Many years ago I was in an office building in which a crazed man gunned down people several floors above. It was a terrible event and local media (and later national as well) all reported on it. Many months later an employee of the firm circulated a memo that, in part, made fun of the event. I was one of the few who challenged him about doing it, others simply ignored it or threw the memo into the trash bins. He got indignant, as I recall, when challenged about using the event as a joke (and using office resources to do it). At any rate, it forced management to put an end to sending out personal interoffice correspondence without approval.
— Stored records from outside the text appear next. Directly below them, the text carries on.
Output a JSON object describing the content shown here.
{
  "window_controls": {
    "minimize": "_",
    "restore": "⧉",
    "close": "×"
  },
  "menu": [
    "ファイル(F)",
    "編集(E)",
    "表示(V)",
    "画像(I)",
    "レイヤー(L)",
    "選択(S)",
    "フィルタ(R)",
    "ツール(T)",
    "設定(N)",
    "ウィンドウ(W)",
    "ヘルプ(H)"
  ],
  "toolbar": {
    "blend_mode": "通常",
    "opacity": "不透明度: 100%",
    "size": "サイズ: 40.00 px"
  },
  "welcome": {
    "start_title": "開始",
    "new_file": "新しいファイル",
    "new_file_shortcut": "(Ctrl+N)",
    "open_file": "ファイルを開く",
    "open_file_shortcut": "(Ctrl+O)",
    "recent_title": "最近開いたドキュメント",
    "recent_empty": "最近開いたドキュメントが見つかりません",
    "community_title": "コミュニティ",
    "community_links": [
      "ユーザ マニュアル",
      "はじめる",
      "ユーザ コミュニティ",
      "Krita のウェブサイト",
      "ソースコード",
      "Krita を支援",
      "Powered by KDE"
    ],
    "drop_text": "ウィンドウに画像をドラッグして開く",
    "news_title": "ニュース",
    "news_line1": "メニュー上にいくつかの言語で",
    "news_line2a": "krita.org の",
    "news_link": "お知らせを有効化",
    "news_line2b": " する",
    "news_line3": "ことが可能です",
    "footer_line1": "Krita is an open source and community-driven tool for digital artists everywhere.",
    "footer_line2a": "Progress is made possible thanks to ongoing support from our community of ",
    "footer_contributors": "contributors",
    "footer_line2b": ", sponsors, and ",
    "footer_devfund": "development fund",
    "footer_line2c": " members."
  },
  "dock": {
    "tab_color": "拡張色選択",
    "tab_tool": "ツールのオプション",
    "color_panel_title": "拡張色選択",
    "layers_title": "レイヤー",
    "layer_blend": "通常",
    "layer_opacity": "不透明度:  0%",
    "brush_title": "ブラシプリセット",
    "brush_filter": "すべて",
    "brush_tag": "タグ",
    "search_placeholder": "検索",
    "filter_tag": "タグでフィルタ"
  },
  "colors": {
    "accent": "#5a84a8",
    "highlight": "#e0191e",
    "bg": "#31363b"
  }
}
That was in the days before the Internet, email, tweets, and other social media that now permeate our world.
The events of 9/11 were seared into many who saw what happened that day. To this day the national media hides some of the more graphic sides, namely of people throwing themselves out of buildings since the choices was either burning/choking to death or a quick end by leaping out of the building. Then Mayor Rudy Giuliani recalls hearing this thudding sound outside of the building he was in. It was the sound of bodies hitting the ground. Now you can find this information, some are included in documentaries or in still photographs from that day. But generally media avoids showing this because of how awful it was. Few jest about what happened and jokes about 9/11 are generally avoided. And comics who go that route take a serious risk of alienating their audience and ending gigs lined up.
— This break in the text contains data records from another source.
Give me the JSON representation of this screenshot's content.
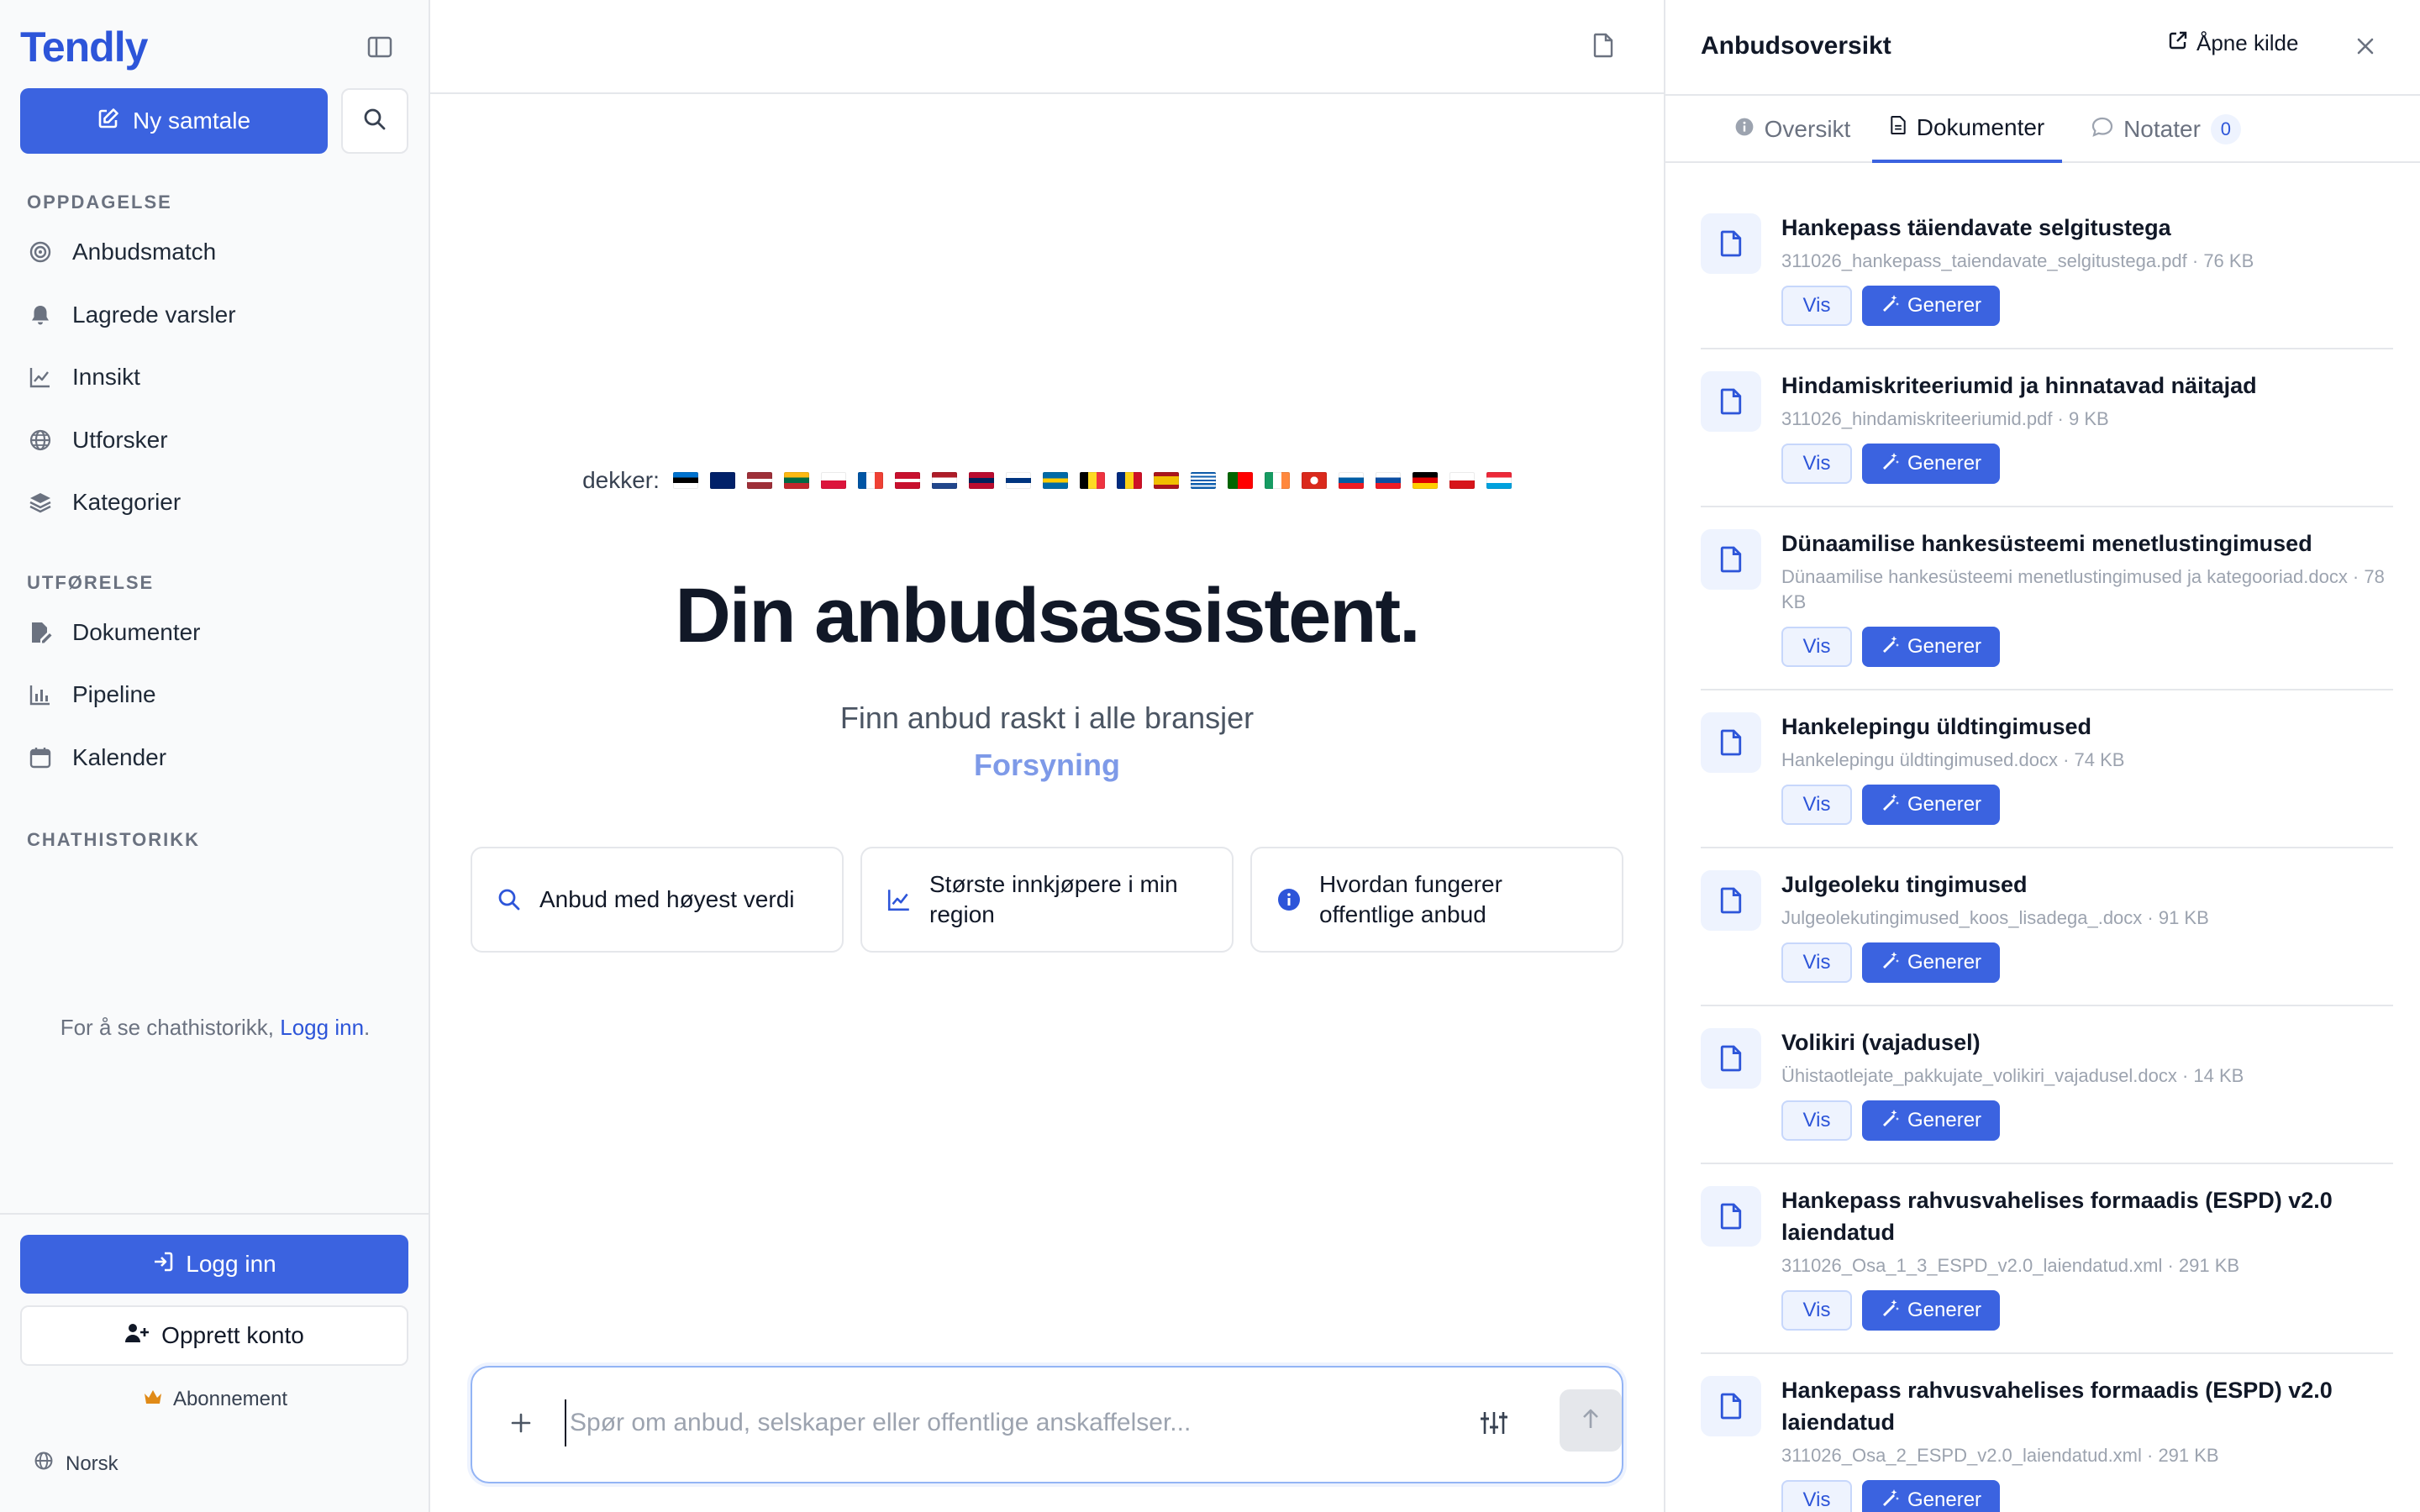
{
  "sidebar": {
    "logo": "Tendly",
    "new_chat_label": "Ny samtale",
    "sections": {
      "discovery": "OPPDAGELSE",
      "execution": "UTFØRELSE",
      "history": "CHATHISTORIKK"
    },
    "discovery_items": [
      {
        "label": "Anbudsmatch",
        "icon": "target-icon"
      },
      {
        "label": "Lagrede varsler",
        "icon": "bell-icon"
      },
      {
        "label": "Innsikt",
        "icon": "chart-line-icon"
      },
      {
        "label": "Utforsker",
        "icon": "globe-icon"
      },
      {
        "label": "Kategorier",
        "icon": "layers-icon"
      }
    ],
    "execution_items": [
      {
        "label": "Dokumenter",
        "icon": "document-edit-icon"
      },
      {
        "label": "Pipeline",
        "icon": "bar-chart-icon"
      },
      {
        "label": "Kalender",
        "icon": "calendar-icon"
      }
    ],
    "history_note_prefix": "For å se chathistorikk,",
    "history_note_link": "Logg inn",
    "history_note_suffix": ".",
    "login_label": "Logg inn",
    "signup_label": "Opprett konto",
    "subscription_label": "Abonnement",
    "language_label": "Norsk"
  },
  "main": {
    "covers_label": "dekker:",
    "flags": [
      "EE",
      "GB",
      "LV",
      "LT",
      "PL",
      "FR",
      "DK",
      "NL",
      "NO",
      "FI",
      "SE",
      "BE",
      "RO",
      "ES",
      "GR",
      "PT",
      "IE",
      "CH",
      "SI",
      "SK",
      "DE",
      "CZ",
      "LU"
    ],
    "hero_title": "Din anbudsassistent.",
    "hero_subtitle": "Finn anbud raskt i alle bransjer",
    "hero_rotating": "Forsyning",
    "suggestions": [
      {
        "label": "Anbud med høyest verdi",
        "icon": "search-icon"
      },
      {
        "label": "Største innkjøpere i min region",
        "icon": "trend-icon"
      },
      {
        "label": "Hvordan fungerer offentlige anbud",
        "icon": "info-icon"
      }
    ],
    "composer_placeholder": "Spør om anbud, selskaper eller offentlige anskaffelser..."
  },
  "panel": {
    "title": "Anbudsoversikt",
    "open_source_label": "Åpne kilde",
    "tabs": [
      {
        "label": "Oversikt",
        "icon": "info-icon"
      },
      {
        "label": "Dokumenter",
        "icon": "file-icon"
      },
      {
        "label": "Notater",
        "icon": "comment-icon",
        "count": "0"
      }
    ],
    "view_label": "Vis",
    "generate_label": "Generer",
    "documents": [
      {
        "name": "Hankepass täiendavate selgitustega",
        "meta": "311026_hankepass_taiendavate_selgitustega.pdf · 76 KB"
      },
      {
        "name": "Hindamiskriteeriumid ja hinnatavad näitajad",
        "meta": "311026_hindamiskriteeriumid.pdf · 9 KB"
      },
      {
        "name": "Dünaamilise hankesüsteemi menetlustingimused",
        "meta": "Dünaamilise hankesüsteemi menetlustingimused ja kategooriad.docx · 78 KB"
      },
      {
        "name": "Hankelepingu üldtingimused",
        "meta": "Hankelepingu üldtingimused.docx · 74 KB"
      },
      {
        "name": "Julgeoleku tingimused",
        "meta": "Julgeolekutingimused_koos_lisadega_.docx · 91 KB"
      },
      {
        "name": "Volikiri (vajadusel)",
        "meta": "Ühistaotlejate_pakkujate_volikiri_vajadusel.docx · 14 KB"
      },
      {
        "name": "Hankepass rahvusvahelises formaadis (ESPD) v2.0 laiendatud",
        "meta": "311026_Osa_1_3_ESPD_v2.0_laiendatud.xml · 291 KB"
      },
      {
        "name": "Hankepass rahvusvahelises formaadis (ESPD) v2.0 laiendatud",
        "meta": "311026_Osa_2_ESPD_v2.0_laiendatud.xml · 291 KB"
      }
    ]
  }
}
Titanic, because it has become iconic, has its own special place in history and culture. 1500 people died because the British Board of Trade never bothered to update regulations on lifeboats and because of complacency. Captain Smith never considered icebergs a problem and despite ice warnings, moved Titanic through an ice field at night when visibility was limited due to lack of moonlight and binoculars for the lookouts. So many what ifs can be pointed out that could have changed the outcome that night. Whole families were lost and families separated forever. What ought to have been a glorious day of celebration when Titanic arrived in New York was one of great sadness when the survivors came ashore. And the only thing left of Titanic were the lifeboats.
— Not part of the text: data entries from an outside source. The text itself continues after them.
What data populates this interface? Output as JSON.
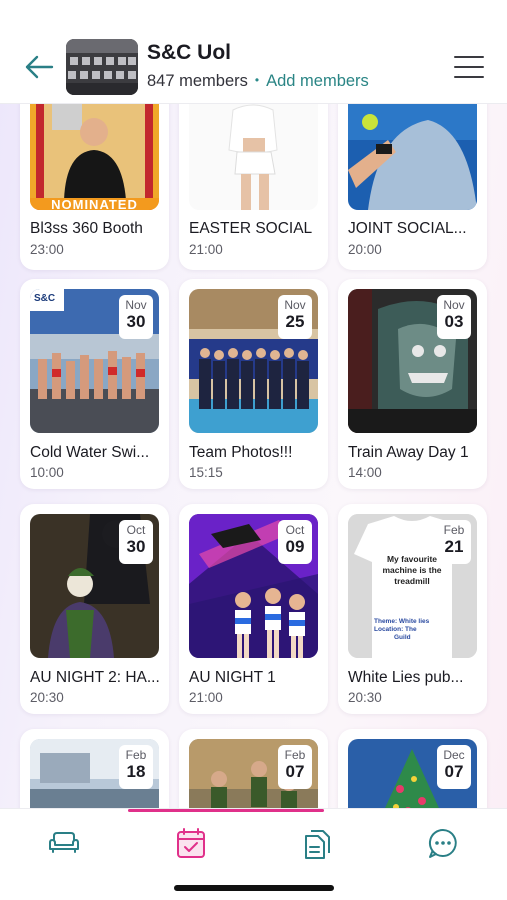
{
  "header": {
    "group_name": "S&C Uol",
    "members": "847 members",
    "separator": "•",
    "add_members": "Add members"
  },
  "events": [
    {
      "title": "Bl3ss 360 Booth",
      "time": "23:00",
      "month": "",
      "day": ""
    },
    {
      "title": "EASTER SOCIAL",
      "time": "21:00",
      "month": "",
      "day": ""
    },
    {
      "title": "JOINT SOCIAL...",
      "time": "20:00",
      "month": "",
      "day": ""
    },
    {
      "title": "Cold Water Swi...",
      "time": "10:00",
      "month": "Nov",
      "day": "30"
    },
    {
      "title": "Team Photos!!!",
      "time": "15:15",
      "month": "Nov",
      "day": "25"
    },
    {
      "title": "Train Away Day 1",
      "time": "14:00",
      "month": "Nov",
      "day": "03"
    },
    {
      "title": "AU NIGHT 2: HA...",
      "time": "20:30",
      "month": "Oct",
      "day": "30"
    },
    {
      "title": "AU NIGHT 1",
      "time": "21:00",
      "month": "Oct",
      "day": "09"
    },
    {
      "title": "White Lies pub...",
      "time": "20:30",
      "month": "Feb",
      "day": "21"
    },
    {
      "title": "",
      "time": "",
      "month": "Feb",
      "day": "18"
    },
    {
      "title": "",
      "time": "",
      "month": "Feb",
      "day": "07"
    },
    {
      "title": "",
      "time": "",
      "month": "Dec",
      "day": "07"
    }
  ],
  "images": {
    "nominated_text": "NOMINATED",
    "swim_logo": "S&C",
    "tshirt_line1": "My favourite",
    "tshirt_line2": "machine is the",
    "tshirt_line3": "treadmill",
    "tshirt_theme": "Theme: White lies",
    "tshirt_location": "Location: The",
    "tshirt_venue": "Guild"
  },
  "nav": {
    "items": [
      "couch-icon",
      "calendar-icon",
      "documents-icon",
      "chat-icon"
    ],
    "active": 1
  },
  "colors": {
    "accent_teal": "#2a8585",
    "accent_pink": "#e0308a"
  }
}
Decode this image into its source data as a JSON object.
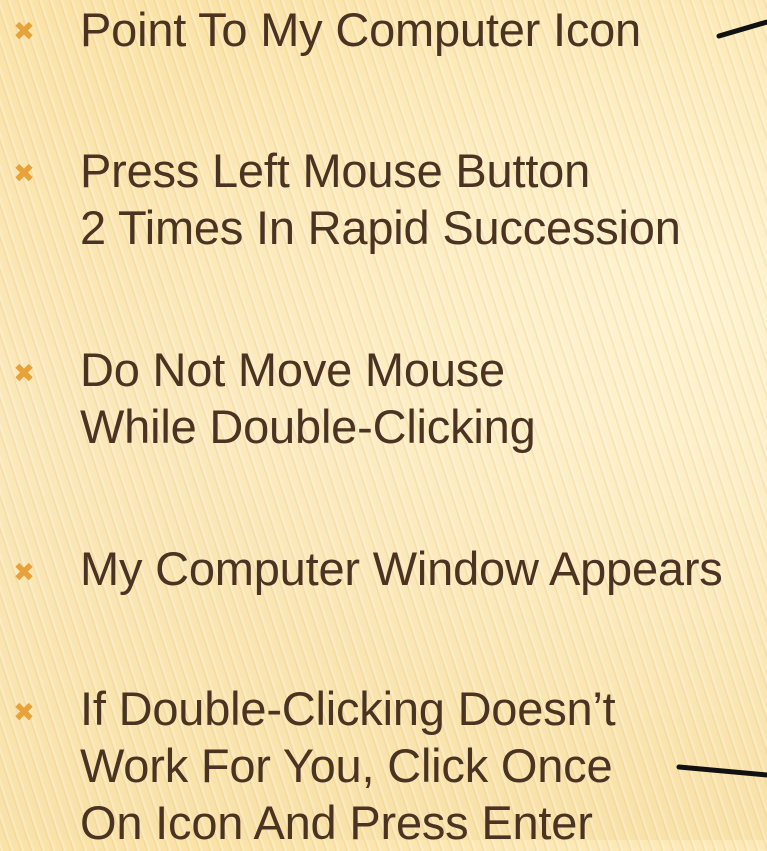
{
  "bullets": [
    {
      "marker": "✖",
      "lines": [
        "Point To My Computer Icon"
      ]
    },
    {
      "marker": "✖",
      "lines": [
        "Press Left Mouse Button",
        "2 Times In Rapid Succession"
      ]
    },
    {
      "marker": "✖",
      "lines": [
        "Do Not Move Mouse",
        "While Double-Clicking"
      ]
    },
    {
      "marker": "✖",
      "lines": [
        "My Computer Window Appears"
      ]
    },
    {
      "marker": "✖",
      "lines": [
        "If Double-Clicking Doesn’t",
        "Work For You, Click Once",
        "On Icon And Press Enter"
      ]
    }
  ],
  "colors": {
    "text": "#4a3322",
    "marker": "#e8a23a",
    "connector": "#111111"
  }
}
That happened in 1912, 101 years ago. Last year saw a major remembrance of the sinking and how still Titanic is part of our culture. Despite that you see things like tacky Titanic shaped ice cube molds. Or Titanic slides that kids slide down not understanding its implication. Then there are t-shirts out there that say “Titanic Swim Team.” And finally what drew the ire of many was Red Bull’s advert that made light of the tragedy. Red Bull says it was just in fun and certainly that was their intent. They got away with it because the uproar was light. They got what they wanted, publicity for an energy drink but it comes at price. The price being it turns off a lot of people who may never buy Red Bull again. It is one thing to do a show like MASH and poke fun at war but show its serious side but another to mock. Hogan’s Heroes was a show meant to get laughs out of showing the prisoners running a major underground operation right under the watchful eyes of Colonel Klink and Sergeant Schultz. Most people do not realize that it was purposeful to depict the Germans as idiots. And Werner Klemperer, whose father was forced to leave Germany when Hitler came to power, demanded that of the producers.
Some argue that over time we can be desensitized to past events we have no connection to.There is a point to this and sometimes it is ignorance or lack of empathy. When either occurs, it becomes all too easy to simply look at past tragedies and not care much. And that makes it possible for people to make light of tragedies and come up with dumb products or t-shirts. It means that those who do care have to work harder to remind people not to forget the human cost of the events they trivialize.